▶ **EXERCISE DESCRIPTION**
Your answer must be an exact copy of the entries below, with no pictures in it.

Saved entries
....
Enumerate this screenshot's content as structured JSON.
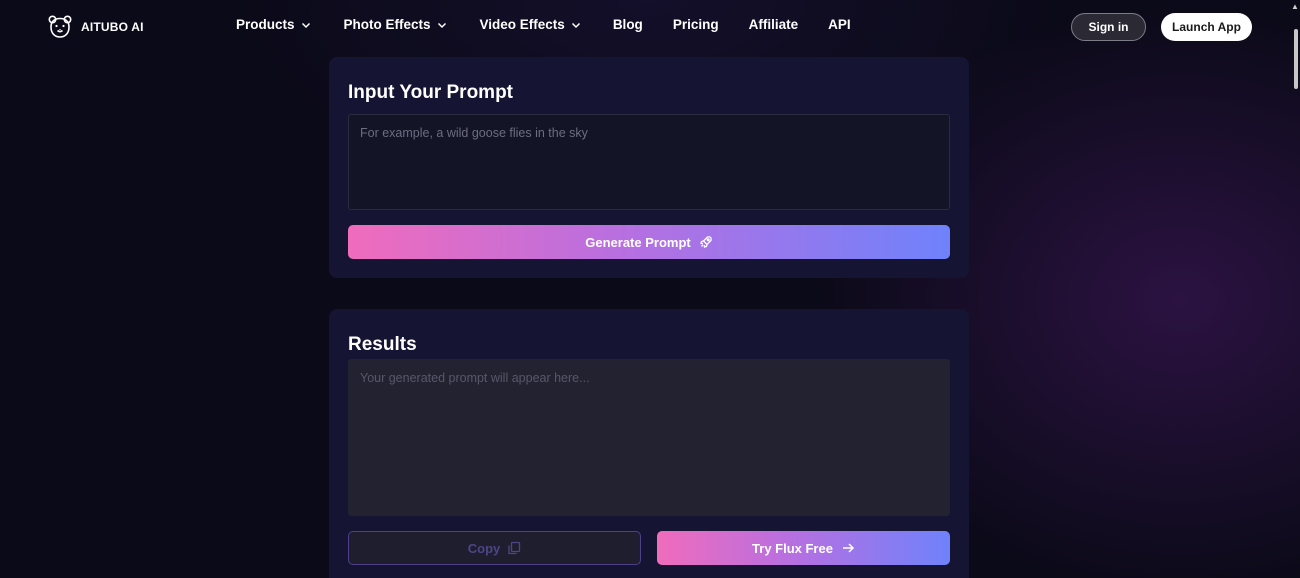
{
  "brand": {
    "name": "AITUBO AI",
    "logo_icon": "bear-icon"
  },
  "nav": {
    "items": [
      {
        "label": "Products",
        "has_dropdown": true
      },
      {
        "label": "Photo Effects",
        "has_dropdown": true
      },
      {
        "label": "Video Effects",
        "has_dropdown": true
      },
      {
        "label": "Blog",
        "has_dropdown": false
      },
      {
        "label": "Pricing",
        "has_dropdown": false
      },
      {
        "label": "Affiliate",
        "has_dropdown": false
      },
      {
        "label": "API",
        "has_dropdown": false
      }
    ],
    "signin_label": "Sign in",
    "launch_label": "Launch App"
  },
  "input_card": {
    "title": "Input Your Prompt",
    "placeholder": "For example, a wild goose flies in the sky",
    "generate_label": "Generate Prompt",
    "generate_icon": "rocket-icon"
  },
  "results_card": {
    "title": "Results",
    "placeholder": "Your generated prompt will appear here...",
    "copy_label": "Copy",
    "copy_icon": "copy-icon",
    "try_label": "Try Flux Free",
    "try_icon": "arrow-right-icon"
  },
  "colors": {
    "background": "#0b0a18",
    "card": "#151433",
    "gradient_start": "#f06cbc",
    "gradient_end": "#6f82fb"
  }
}
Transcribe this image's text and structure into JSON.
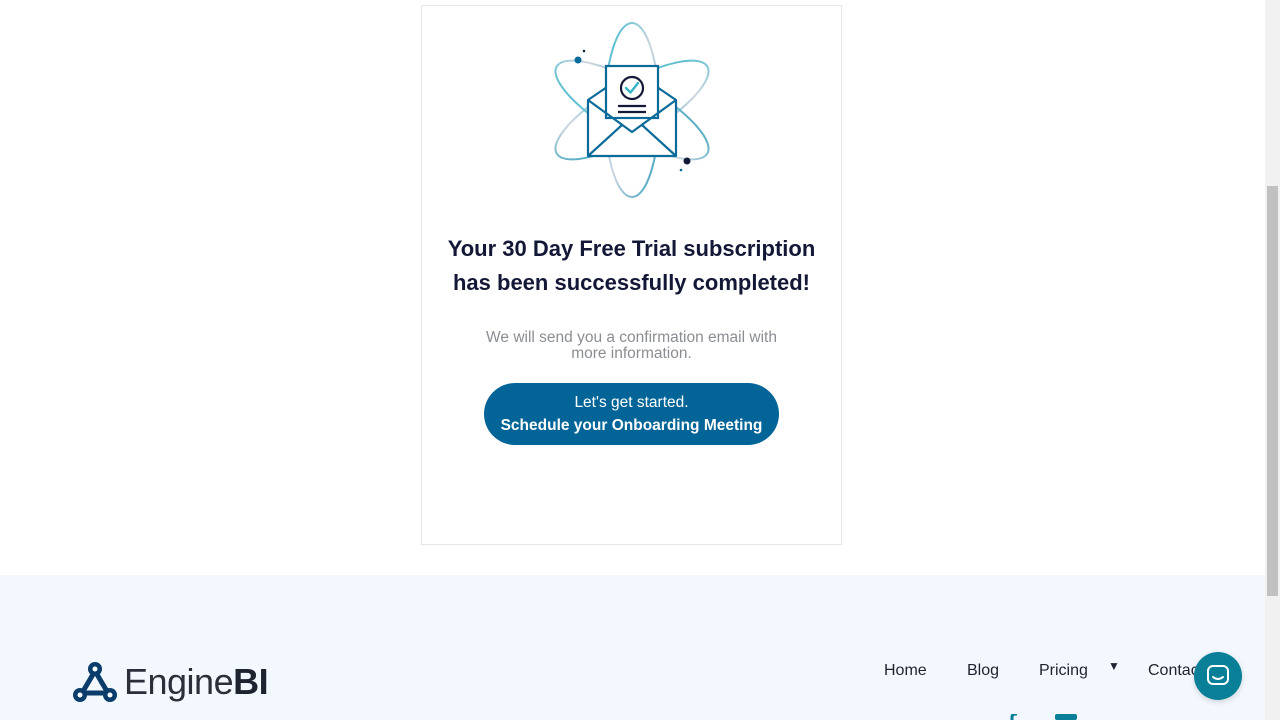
{
  "card": {
    "headline": [
      "Your 30 Day Free Trial subscription",
      "has been successfully completed!"
    ],
    "subtext": [
      "We will send you a confirmation email with",
      "more information."
    ],
    "cta": {
      "line1": "Let's get started.",
      "line2": "Schedule your Onboarding Meeting"
    },
    "illustration_icon": "envelope-certificate-atom-icon"
  },
  "footer": {
    "logo": {
      "regular": "Engine",
      "bold": "BI"
    },
    "nav": {
      "home": "Home",
      "blog": "Blog",
      "pricing": "Pricing",
      "contact": "Contact"
    }
  },
  "chat": {
    "icon": "chat-bubble-icon"
  },
  "colors": {
    "primary": "#036597",
    "headline": "#141837",
    "subtext": "#8a8d93",
    "footer_bg": "#f2f8fd",
    "chat": "#0a7f98"
  }
}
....
▶ **SOLUTION TO THIS PROBLEM**
Enumerate this screenshot's content as structured JSON.
{
  "brand": {
    "name": "AITUBO AI",
    "logo_icon": "bear-icon"
  },
  "nav": {
    "items": [
      {
        "label": "Products",
        "has_dropdown": true
      },
      {
        "label": "Photo Effects",
        "has_dropdown": true
      },
      {
        "label": "Video Effects",
        "has_dropdown": true
      },
      {
        "label": "Blog",
        "has_dropdown": false
      },
      {
        "label": "Pricing",
        "has_dropdown": false
      },
      {
        "label": "Affiliate",
        "has_dropdown": false
      },
      {
        "label": "API",
        "has_dropdown": false
      }
    ],
    "signin_label": "Sign in",
    "launch_label": "Launch App"
  },
  "input_card": {
    "title": "Input Your Prompt",
    "placeholder": "For example, a wild goose flies in the sky",
    "generate_label": "Generate Prompt",
    "generate_icon": "rocket-icon"
  },
  "results_card": {
    "title": "Results",
    "placeholder": "Your generated prompt will appear here...",
    "copy_label": "Copy",
    "copy_icon": "copy-icon",
    "try_label": "Try Flux Free",
    "try_icon": "arrow-right-icon"
  },
  "colors": {
    "background": "#0b0a18",
    "card": "#151433",
    "gradient_start": "#f06cbc",
    "gradient_end": "#6f82fb"
  }
}
Transcribe this image's text and structure into JSON.
{
  "card": {
    "headline": [
      "Your 30 Day Free Trial subscription",
      "has been successfully completed!"
    ],
    "subtext": [
      "We will send you a confirmation email with",
      "more information."
    ],
    "cta": {
      "line1": "Let's get started.",
      "line2": "Schedule your Onboarding Meeting"
    },
    "illustration_icon": "envelope-certificate-atom-icon"
  },
  "footer": {
    "logo": {
      "regular": "Engine",
      "bold": "BI"
    },
    "nav": {
      "home": "Home",
      "blog": "Blog",
      "pricing": "Pricing",
      "contact": "Contact"
    }
  },
  "chat": {
    "icon": "chat-bubble-icon"
  },
  "colors": {
    "primary": "#036597",
    "headline": "#141837",
    "subtext": "#8a8d93",
    "footer_bg": "#f2f8fd",
    "chat": "#0a7f98"
  }
}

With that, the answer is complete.